Excerpts from an interface dataset:
◇ ◇ ◇ ◇ ◇
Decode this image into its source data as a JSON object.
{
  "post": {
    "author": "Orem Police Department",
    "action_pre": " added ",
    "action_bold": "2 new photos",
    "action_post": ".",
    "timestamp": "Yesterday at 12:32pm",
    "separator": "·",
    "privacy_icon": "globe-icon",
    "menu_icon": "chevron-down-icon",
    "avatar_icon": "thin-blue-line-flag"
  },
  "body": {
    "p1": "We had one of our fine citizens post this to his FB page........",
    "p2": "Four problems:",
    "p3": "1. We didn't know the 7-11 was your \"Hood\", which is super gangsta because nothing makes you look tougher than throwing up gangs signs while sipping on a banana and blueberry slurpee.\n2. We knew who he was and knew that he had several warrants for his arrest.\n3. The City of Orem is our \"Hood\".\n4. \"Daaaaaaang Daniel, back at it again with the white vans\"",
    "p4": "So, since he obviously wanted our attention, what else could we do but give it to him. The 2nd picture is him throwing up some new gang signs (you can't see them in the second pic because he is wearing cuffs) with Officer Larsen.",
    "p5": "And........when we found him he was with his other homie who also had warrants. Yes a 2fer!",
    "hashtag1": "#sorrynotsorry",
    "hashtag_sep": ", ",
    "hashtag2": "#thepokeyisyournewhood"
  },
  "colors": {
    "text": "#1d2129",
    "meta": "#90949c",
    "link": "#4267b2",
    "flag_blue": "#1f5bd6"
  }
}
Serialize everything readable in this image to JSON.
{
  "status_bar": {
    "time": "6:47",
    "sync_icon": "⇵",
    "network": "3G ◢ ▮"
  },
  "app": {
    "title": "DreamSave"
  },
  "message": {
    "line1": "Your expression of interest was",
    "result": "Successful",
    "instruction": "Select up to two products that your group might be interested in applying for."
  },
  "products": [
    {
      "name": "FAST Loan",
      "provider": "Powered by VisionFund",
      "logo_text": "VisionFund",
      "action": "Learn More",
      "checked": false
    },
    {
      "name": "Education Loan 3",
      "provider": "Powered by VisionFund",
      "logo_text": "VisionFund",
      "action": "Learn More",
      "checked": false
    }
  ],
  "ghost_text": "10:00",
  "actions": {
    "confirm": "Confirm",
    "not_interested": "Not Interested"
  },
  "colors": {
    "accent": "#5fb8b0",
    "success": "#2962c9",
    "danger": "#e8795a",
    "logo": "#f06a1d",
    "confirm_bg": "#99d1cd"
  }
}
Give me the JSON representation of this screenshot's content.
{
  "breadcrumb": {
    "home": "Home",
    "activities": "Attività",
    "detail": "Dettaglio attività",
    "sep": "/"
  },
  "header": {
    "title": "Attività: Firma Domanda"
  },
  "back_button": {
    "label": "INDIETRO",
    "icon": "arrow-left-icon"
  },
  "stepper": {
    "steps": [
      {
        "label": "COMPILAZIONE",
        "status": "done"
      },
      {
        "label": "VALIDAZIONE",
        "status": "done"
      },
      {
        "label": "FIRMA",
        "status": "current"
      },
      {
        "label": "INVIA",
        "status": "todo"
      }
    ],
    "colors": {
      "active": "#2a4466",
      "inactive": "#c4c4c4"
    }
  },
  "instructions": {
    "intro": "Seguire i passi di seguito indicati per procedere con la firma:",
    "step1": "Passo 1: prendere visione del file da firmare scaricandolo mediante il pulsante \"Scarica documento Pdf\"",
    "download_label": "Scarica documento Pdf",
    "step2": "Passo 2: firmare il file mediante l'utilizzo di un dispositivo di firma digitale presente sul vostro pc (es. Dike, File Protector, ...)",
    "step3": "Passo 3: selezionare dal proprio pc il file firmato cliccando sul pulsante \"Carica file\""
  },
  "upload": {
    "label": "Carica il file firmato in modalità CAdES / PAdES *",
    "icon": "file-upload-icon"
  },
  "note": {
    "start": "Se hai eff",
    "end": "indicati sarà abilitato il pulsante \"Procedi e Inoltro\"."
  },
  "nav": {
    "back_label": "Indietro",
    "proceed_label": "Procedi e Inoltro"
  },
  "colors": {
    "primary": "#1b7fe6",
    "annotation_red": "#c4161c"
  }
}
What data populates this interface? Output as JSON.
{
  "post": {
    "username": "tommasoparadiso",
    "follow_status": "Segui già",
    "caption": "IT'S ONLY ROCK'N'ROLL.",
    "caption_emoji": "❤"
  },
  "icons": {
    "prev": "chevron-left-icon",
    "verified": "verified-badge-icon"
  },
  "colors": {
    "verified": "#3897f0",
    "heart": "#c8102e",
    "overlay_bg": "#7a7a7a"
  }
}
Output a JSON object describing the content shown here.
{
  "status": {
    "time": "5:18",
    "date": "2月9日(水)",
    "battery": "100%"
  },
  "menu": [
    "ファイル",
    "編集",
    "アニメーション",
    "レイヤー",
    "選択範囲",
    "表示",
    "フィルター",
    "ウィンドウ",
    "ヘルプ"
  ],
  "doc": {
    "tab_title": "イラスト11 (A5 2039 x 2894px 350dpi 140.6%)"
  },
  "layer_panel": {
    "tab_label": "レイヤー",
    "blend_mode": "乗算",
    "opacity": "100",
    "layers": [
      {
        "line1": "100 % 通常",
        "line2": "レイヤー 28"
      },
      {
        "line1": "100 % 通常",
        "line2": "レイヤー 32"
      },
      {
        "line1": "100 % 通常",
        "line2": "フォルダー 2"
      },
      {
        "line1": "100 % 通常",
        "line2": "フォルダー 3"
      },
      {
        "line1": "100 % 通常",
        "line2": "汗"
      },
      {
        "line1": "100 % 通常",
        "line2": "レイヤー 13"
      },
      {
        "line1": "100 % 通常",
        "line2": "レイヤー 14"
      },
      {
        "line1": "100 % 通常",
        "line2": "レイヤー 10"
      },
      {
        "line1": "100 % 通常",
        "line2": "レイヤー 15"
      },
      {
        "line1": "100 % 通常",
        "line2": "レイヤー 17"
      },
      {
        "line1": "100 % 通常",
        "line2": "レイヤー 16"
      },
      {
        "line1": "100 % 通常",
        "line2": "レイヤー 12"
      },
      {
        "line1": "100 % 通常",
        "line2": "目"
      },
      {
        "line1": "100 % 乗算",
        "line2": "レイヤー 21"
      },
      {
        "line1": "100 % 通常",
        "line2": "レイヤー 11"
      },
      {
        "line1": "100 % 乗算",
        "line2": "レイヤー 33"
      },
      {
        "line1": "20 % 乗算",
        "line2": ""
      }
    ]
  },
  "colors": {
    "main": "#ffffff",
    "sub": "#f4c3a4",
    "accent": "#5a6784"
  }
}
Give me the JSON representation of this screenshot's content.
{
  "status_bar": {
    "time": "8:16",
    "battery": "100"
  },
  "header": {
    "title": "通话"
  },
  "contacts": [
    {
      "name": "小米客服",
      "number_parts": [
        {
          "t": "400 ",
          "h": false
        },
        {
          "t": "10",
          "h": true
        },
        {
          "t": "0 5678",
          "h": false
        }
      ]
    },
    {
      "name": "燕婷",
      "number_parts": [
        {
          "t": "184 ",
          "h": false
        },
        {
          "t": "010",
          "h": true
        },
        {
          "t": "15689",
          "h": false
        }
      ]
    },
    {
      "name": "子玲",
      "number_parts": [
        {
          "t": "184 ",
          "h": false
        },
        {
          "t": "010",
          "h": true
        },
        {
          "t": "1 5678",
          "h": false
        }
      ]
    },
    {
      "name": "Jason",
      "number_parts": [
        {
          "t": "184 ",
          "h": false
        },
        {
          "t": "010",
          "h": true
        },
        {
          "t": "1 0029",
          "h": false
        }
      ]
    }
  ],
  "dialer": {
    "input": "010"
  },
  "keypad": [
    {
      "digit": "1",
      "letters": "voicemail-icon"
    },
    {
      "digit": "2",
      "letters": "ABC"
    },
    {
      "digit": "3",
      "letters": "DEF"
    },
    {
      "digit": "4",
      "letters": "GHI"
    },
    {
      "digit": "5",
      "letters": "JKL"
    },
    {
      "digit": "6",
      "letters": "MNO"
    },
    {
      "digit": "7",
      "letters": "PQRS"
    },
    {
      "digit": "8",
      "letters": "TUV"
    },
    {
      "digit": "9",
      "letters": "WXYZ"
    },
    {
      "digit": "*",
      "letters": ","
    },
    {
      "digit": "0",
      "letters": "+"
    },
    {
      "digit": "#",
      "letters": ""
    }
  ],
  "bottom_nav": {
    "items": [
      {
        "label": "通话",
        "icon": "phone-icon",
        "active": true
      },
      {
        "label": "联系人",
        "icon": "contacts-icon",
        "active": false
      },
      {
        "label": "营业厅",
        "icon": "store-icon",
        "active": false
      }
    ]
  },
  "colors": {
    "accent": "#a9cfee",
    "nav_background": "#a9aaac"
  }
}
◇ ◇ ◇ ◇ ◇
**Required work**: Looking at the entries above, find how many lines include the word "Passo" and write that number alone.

**Task answer**: 3